As it stands, however, Ontario’s demand suggested we didn’t need all that power so IESO directed Tx connected turbine generators to curtail over 52,000 MWh. So, that same day, Ontario exported 40,300 MWh of free power to New York and Michigan, 11,700 MWh less than IESO curtailed.

The delivered and curtailed (paid for but not delivered) wind power on October 24th that wasn’t needed cost Ontario ratepayers $13.5 million or $280.60/MWh (28.1 cents/kWh).  If that happened every day the annual cost to Ontario’s ratepayers would be in excess of $5 billion.

Nine months of wind power

Let’s look at the nine months starting January 1, 2017 to the end of September and see what wind has contributed — and cost — Ontario ratepayers.  In the first nine months of 2017, industrial wind turbines could have produced about 9,820,000 megawatt hours (MWh) from Tx and Dx connected capacity — if curtailed generation was included! IESO however, forced curtailment of over 2,209,000* megawatt hours (MWh) or 22.5% of forecast generation to avoid compromising our grid and causing blackouts or brownouts.  Ontario ratepayers picked up the cost of curtailed power at $120 per/MWh costing them more than $265 million. The grid-accepted wind (7,620,395 MWh) cost; at $135/MWh added to the cost of curtailed wind brought the cost to ratepayers to almost $1.3 billion and more than $170/MWh (17cents/kWh). We would note when wind generation is high, IESO frequently instructs OPG to “spill water” and Bruce Nuclear to “steam off” power. Ratepayers also pick up those costs.

Nine months of (net) exports

From January 1, 2017 to September 30, 2017, Ontario’s net exports (exports minus imports) were 9,058,008 MWh. Those net exports were sold at somewhere close to the HOEP or hourly Ontario electricity price which to the end of September averaged $16.15MWh, so net exports sales generated about $146 million in revenue.  The sale price does not include the GA or Global Adjustment (the difference between contracted or regulated rates and the HOEP), meaning Ontario’s ratepayers picked up the average GA costs to the end of September.  The GA averaged $98.48/MWh for the first nine months of the current year, so the 9,058,008 MWh of net exports cost Ontario’s ratepayers just over $892 million dollars!   That is the equivalent of almost $200 per average residential ratepayer.

And the year isn’t over.

To put those net exports in context, Ontario’s net exports represented slightly over 92% of both the curtailed and delivered wind generation in the first nine months of the year, yet we were burdened with the cost of $892 million dollars for them, along with the costs of wind curtailment of $265 million.

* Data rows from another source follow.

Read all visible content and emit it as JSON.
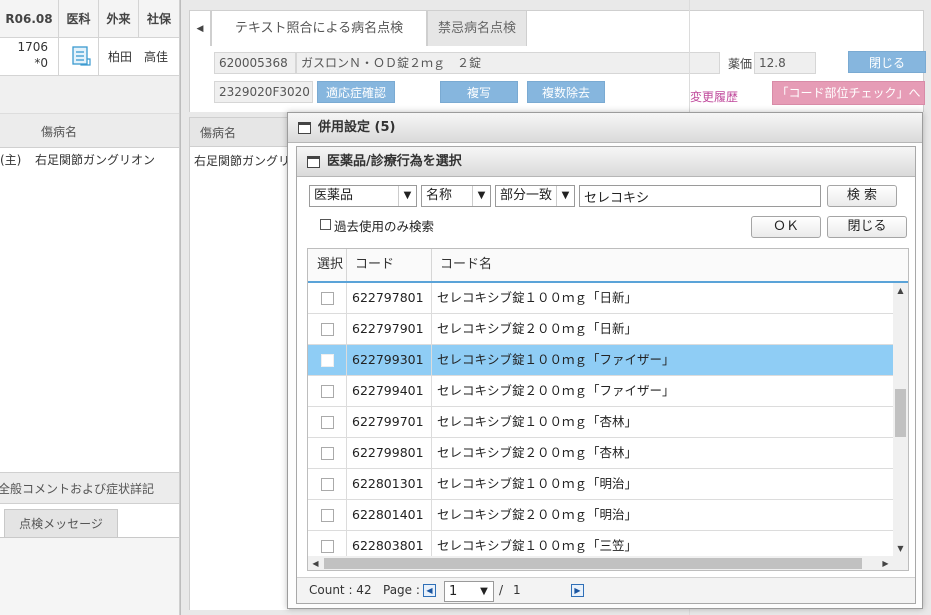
{
  "patient_header": {
    "cells": [
      "R06.08",
      "医科",
      "外来",
      "社保"
    ],
    "id_line1": "1706",
    "id_line2": "*0",
    "doctor": "柏田",
    "doctor2": "高佳"
  },
  "left_disease": {
    "header": "傷病名",
    "row_prefix": "(主)",
    "row_name": "右足関節ガングリオン"
  },
  "left_bottom": {
    "comment": "全般コメントおよび症状詳記",
    "message_tab": "点検メッセージ"
  },
  "main": {
    "tab_left_arrow": "◀",
    "tabs": [
      {
        "label": "テキスト照合による病名点検"
      },
      {
        "label": "禁忌病名点検"
      }
    ],
    "drug_code": "620005368",
    "drug_name": "ガスロンＮ・ＯＤ錠２ｍｇ　２錠",
    "price_label": "薬価",
    "price_value": "12.8",
    "close_label": "閉じる",
    "yj_code": "2329020F3020",
    "indication_btn": "適応症確認",
    "copy_btn": "複写",
    "multi_delete_btn": "複数除去",
    "history_link": "変更履歴",
    "code_check_btn": "「コード部位チェック」へ",
    "disease_header": "傷病名",
    "disease_row": "右足関節ガングリ"
  },
  "dialog_combo": {
    "title": "併用設定 (5)"
  },
  "dialog_select": {
    "title": "医薬品/診療行為を選択",
    "type_select": "医薬品",
    "field_select": "名称",
    "match_select": "部分一致",
    "search_value": "セレコキシ",
    "search_btn": "検 索",
    "past_only_label": "過去使用のみ検索",
    "ok_btn": "ＯＫ",
    "close_btn": "閉じる"
  },
  "table": {
    "headers": {
      "select": "選択",
      "code": "コード",
      "name": "コード名"
    },
    "selected_index": 2,
    "rows": [
      {
        "code": "622797801",
        "name": "セレコキシブ錠１００ｍｇ「日新」"
      },
      {
        "code": "622797901",
        "name": "セレコキシブ錠２００ｍｇ「日新」"
      },
      {
        "code": "622799301",
        "name": "セレコキシブ錠１００ｍｇ「ファイザー」"
      },
      {
        "code": "622799401",
        "name": "セレコキシブ錠２００ｍｇ「ファイザー」"
      },
      {
        "code": "622799701",
        "name": "セレコキシブ錠１００ｍｇ「杏林」"
      },
      {
        "code": "622799801",
        "name": "セレコキシブ錠２００ｍｇ「杏林」"
      },
      {
        "code": "622801301",
        "name": "セレコキシブ錠１００ｍｇ「明治」"
      },
      {
        "code": "622801401",
        "name": "セレコキシブ錠２００ｍｇ「明治」"
      },
      {
        "code": "622803801",
        "name": "セレコキシブ錠１００ｍｇ「三笠」"
      }
    ]
  },
  "pager": {
    "count_label": "Count : 42",
    "page_label": "Page :",
    "page_value": "1",
    "separator": "/",
    "total_pages": "1"
  },
  "colors": {
    "selected_row": "#8fcdf5",
    "header_rule": "#5aa3d8",
    "blue_button": "#86b6de",
    "pink_button": "#e69cb6",
    "history_link": "#c04a9c"
  },
  "icons": {
    "note": "note-icon",
    "window": "window-icon",
    "dropdown": "chevron-down-icon",
    "page_prev": "page-prev-icon",
    "page_next": "page-next-icon"
  }
}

The foregoing makes CanWEA’s claim of “low-cost electricity” and the Energy Ministry’s comments about wind power “being produced more efficiently” look to be simply fond hopes!

 

 

* My thanks to Scott Luft for his ability to generate reliable wind data using IESO’s files.